HOW TO COMPLETE THIS TASK = Gather all lines in the entries below that include the word "arrow".

DATA FOR THE TASK =

************

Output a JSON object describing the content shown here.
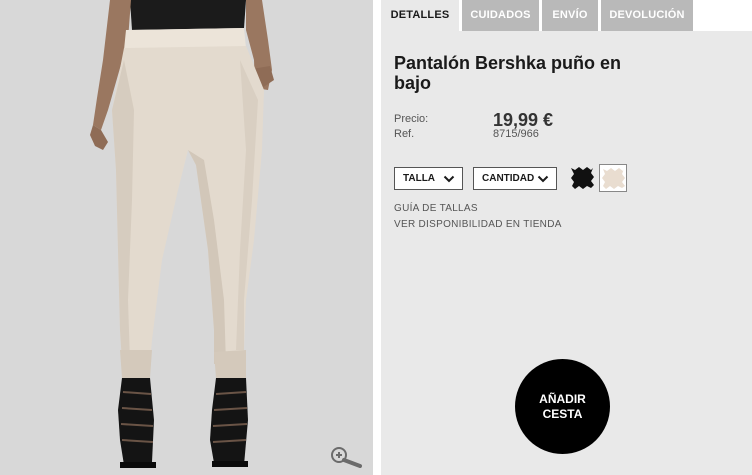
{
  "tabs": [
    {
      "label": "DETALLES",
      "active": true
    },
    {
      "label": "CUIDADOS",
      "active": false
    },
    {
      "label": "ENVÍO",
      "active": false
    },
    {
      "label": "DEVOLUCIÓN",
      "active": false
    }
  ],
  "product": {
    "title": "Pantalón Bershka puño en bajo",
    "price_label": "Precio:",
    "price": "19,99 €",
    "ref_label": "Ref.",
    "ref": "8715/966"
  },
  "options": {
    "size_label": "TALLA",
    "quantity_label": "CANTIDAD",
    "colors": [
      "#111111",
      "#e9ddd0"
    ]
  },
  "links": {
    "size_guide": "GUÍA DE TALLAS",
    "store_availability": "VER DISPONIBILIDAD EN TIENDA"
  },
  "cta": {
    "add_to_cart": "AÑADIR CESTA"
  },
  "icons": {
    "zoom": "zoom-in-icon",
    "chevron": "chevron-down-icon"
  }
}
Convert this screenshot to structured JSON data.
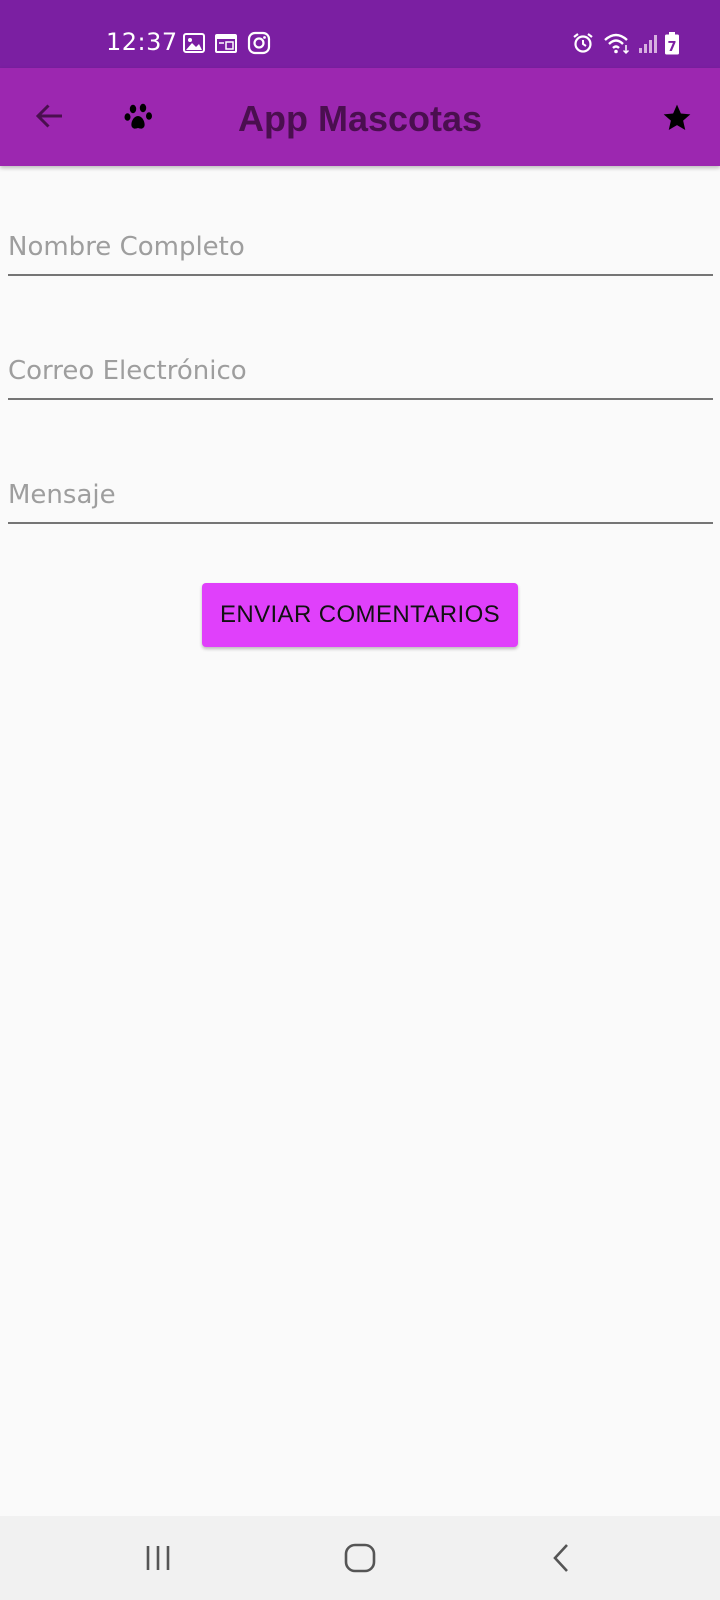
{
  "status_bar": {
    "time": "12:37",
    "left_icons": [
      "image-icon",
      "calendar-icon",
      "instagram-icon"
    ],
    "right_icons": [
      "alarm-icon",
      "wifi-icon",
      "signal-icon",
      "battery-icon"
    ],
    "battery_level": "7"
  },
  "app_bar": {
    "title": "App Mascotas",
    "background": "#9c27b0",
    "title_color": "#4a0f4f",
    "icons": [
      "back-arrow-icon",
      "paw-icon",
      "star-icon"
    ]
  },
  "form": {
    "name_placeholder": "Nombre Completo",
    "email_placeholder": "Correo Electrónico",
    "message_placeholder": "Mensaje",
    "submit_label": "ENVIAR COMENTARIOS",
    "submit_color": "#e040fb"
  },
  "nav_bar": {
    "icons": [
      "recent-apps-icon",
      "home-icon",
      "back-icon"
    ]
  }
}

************

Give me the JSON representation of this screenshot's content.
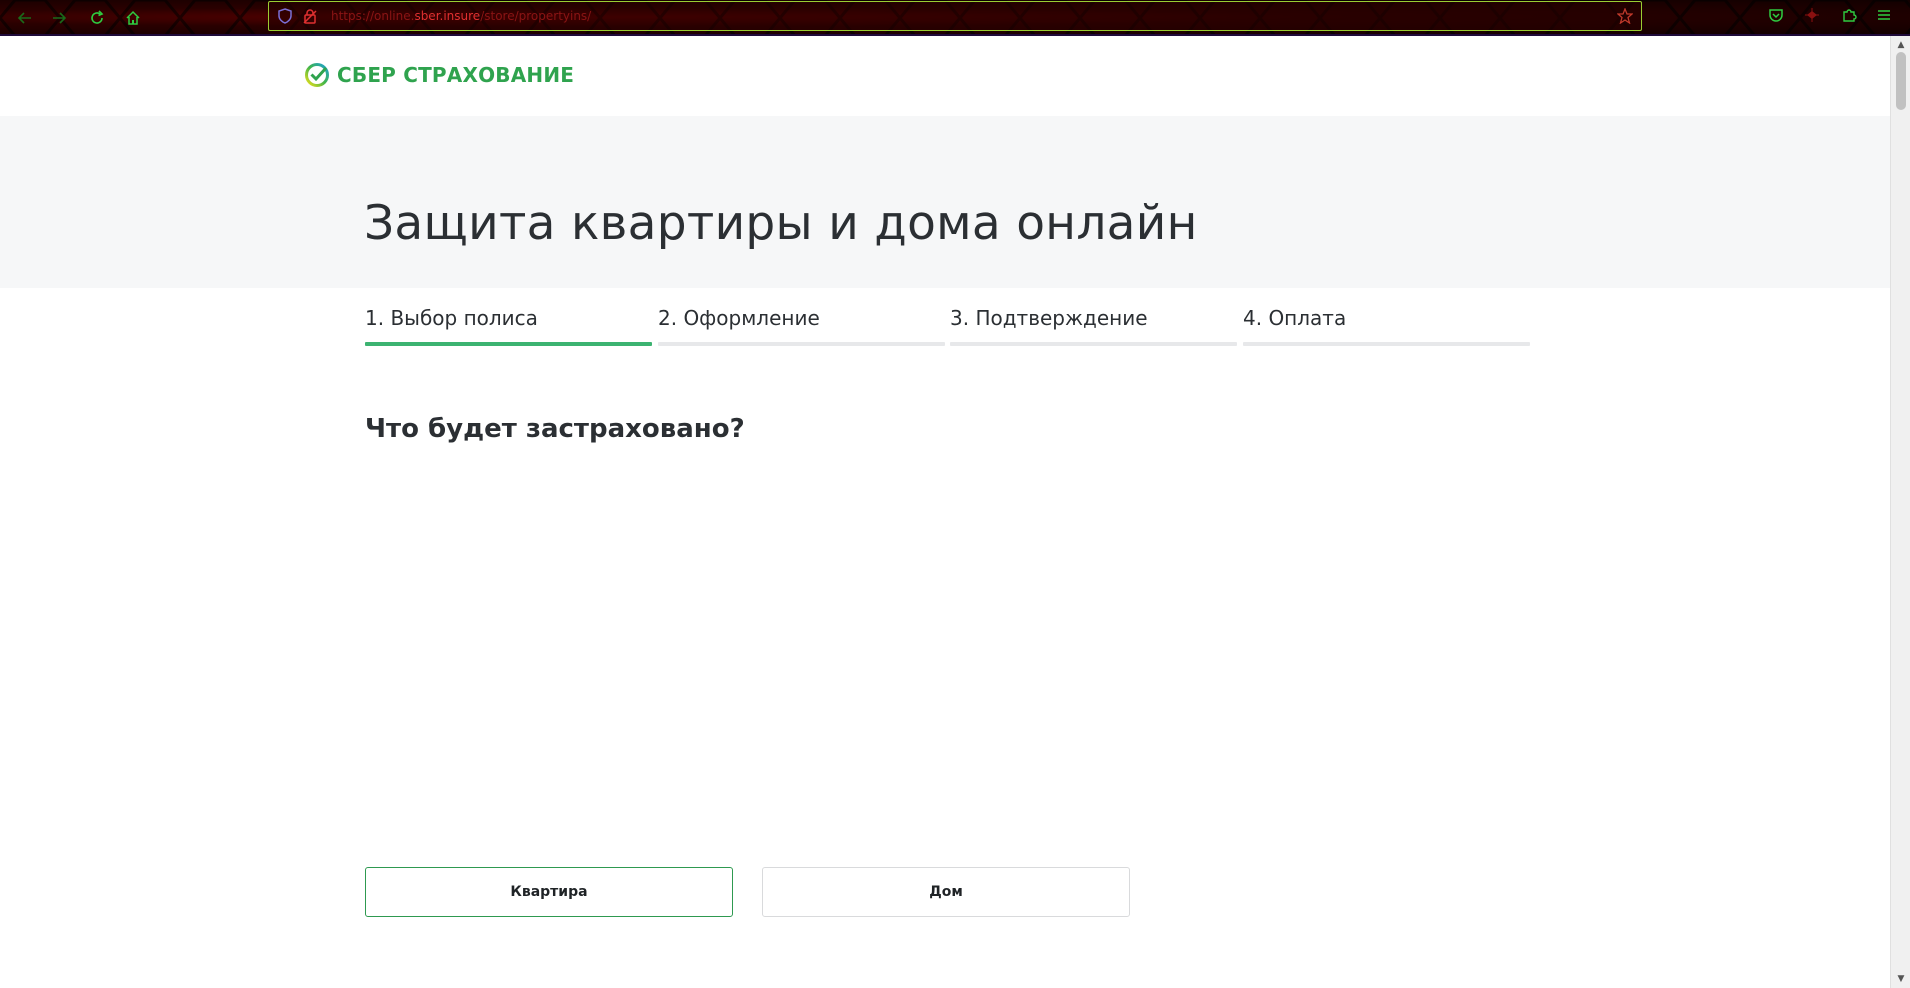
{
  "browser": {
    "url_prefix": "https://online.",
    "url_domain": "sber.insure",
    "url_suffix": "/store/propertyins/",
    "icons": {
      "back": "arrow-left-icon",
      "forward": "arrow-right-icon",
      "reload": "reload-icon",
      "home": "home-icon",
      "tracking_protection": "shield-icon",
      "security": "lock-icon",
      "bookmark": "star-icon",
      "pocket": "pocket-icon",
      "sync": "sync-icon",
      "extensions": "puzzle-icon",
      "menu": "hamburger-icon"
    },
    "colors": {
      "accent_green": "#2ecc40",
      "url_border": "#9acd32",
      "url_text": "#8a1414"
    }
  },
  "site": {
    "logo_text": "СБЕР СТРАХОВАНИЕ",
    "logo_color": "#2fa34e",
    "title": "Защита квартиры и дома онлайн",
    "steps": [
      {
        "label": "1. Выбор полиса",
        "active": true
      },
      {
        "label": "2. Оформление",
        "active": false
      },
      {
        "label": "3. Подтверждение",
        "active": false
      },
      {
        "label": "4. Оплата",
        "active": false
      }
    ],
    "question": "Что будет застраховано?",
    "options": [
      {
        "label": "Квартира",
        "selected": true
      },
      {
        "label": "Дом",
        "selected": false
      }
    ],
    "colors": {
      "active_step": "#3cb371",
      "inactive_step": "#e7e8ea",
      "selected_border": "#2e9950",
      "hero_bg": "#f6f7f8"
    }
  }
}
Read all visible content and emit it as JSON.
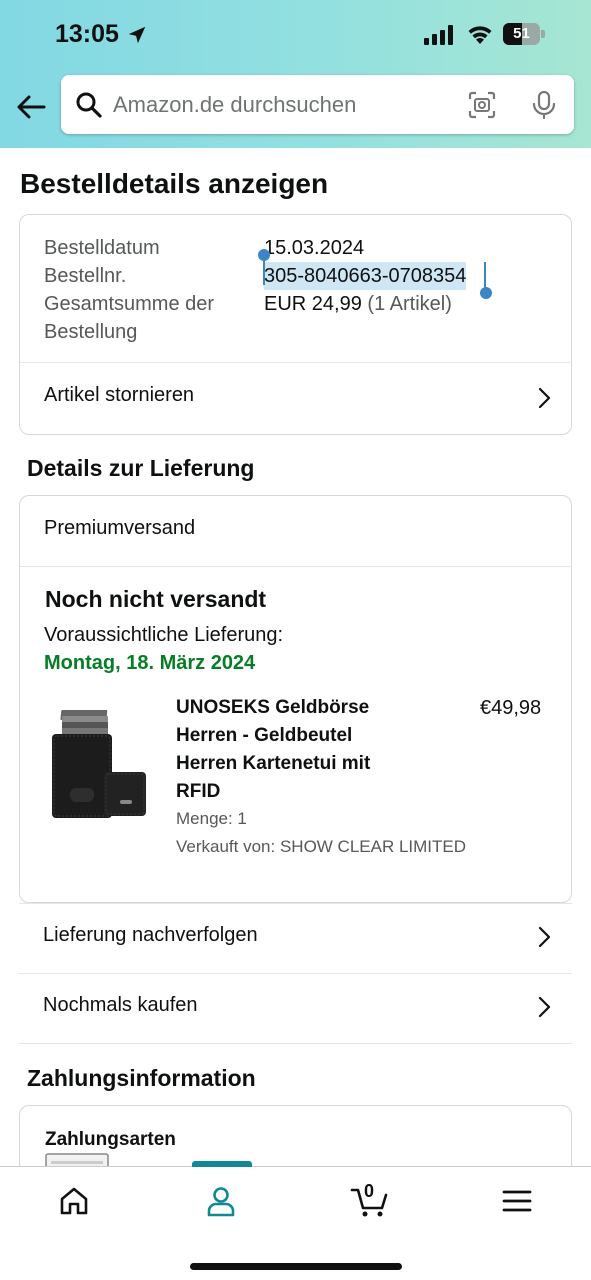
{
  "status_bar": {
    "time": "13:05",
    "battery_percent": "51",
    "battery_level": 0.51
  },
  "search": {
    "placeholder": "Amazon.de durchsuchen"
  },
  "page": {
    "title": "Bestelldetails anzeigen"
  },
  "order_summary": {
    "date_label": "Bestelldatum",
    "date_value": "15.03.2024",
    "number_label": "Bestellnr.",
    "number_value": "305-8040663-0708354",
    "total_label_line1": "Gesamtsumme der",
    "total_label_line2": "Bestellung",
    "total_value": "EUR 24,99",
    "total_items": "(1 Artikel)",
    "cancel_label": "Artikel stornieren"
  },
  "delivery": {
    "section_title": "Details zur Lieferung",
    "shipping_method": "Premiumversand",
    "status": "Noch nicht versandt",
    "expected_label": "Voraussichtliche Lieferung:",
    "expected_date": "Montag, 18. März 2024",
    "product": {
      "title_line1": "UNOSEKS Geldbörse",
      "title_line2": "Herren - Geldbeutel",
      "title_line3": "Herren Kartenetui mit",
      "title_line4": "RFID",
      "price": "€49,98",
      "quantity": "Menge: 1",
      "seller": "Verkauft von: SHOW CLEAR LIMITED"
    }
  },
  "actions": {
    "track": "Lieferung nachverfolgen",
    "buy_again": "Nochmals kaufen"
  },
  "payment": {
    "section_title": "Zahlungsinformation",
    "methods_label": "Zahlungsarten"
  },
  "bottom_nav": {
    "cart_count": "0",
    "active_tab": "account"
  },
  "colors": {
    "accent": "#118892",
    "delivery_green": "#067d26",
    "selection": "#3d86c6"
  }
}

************

EXERCISE RESPONSE =
      "back-arrow-icon",
      "back": "arrow-left-icon",
      "forward": "arrow-right-icon",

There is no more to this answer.